"If a woman looked at me like that," Mike's come over to see the happenings. "I'd turn to stone."

"I survived denying Janey a sophomore prom with a senior. This is a summer breeze." I point to Mark, goading him into revving the engine. He lays into it and the roar of the engine is all any of us can hear. It rattles the display window, and so I've got to believe that she can feel the vibrations on her skin. She looks back at me, strumming now with her full arm, screaming the lyrics, or screaming at me, or screaming at everything and looking every bit like a goddam banshee. Still playing, she stands up and faces the window, pressing her forehead to the glass. Something's changed. She was pissed before, sure, but it's turned into a white hot fury. Mark is still laying into the gas, and has started honking the horn now. I can feel the rumble in the deepest part of my skull.

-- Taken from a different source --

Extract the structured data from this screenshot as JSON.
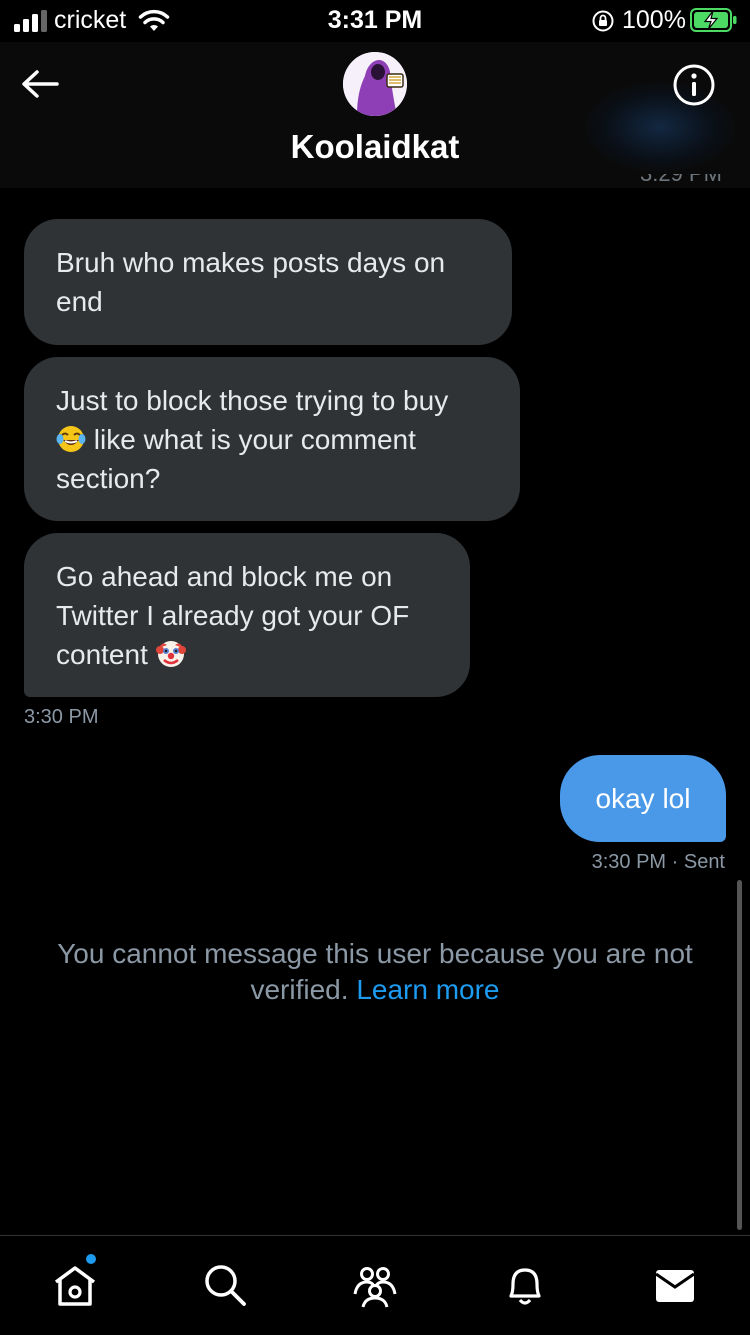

The banshee shrieks and, in one goddam graceful motion, steps back, turns, grabs the guitar by the neck, and swings it like a baseball bat toward the truck. She releases it as her arms get full extension and it careens toward the truck, easy as you please, turning gyroscopic circles, like a flick of a cast line, back and forth, back and forth, back and forth.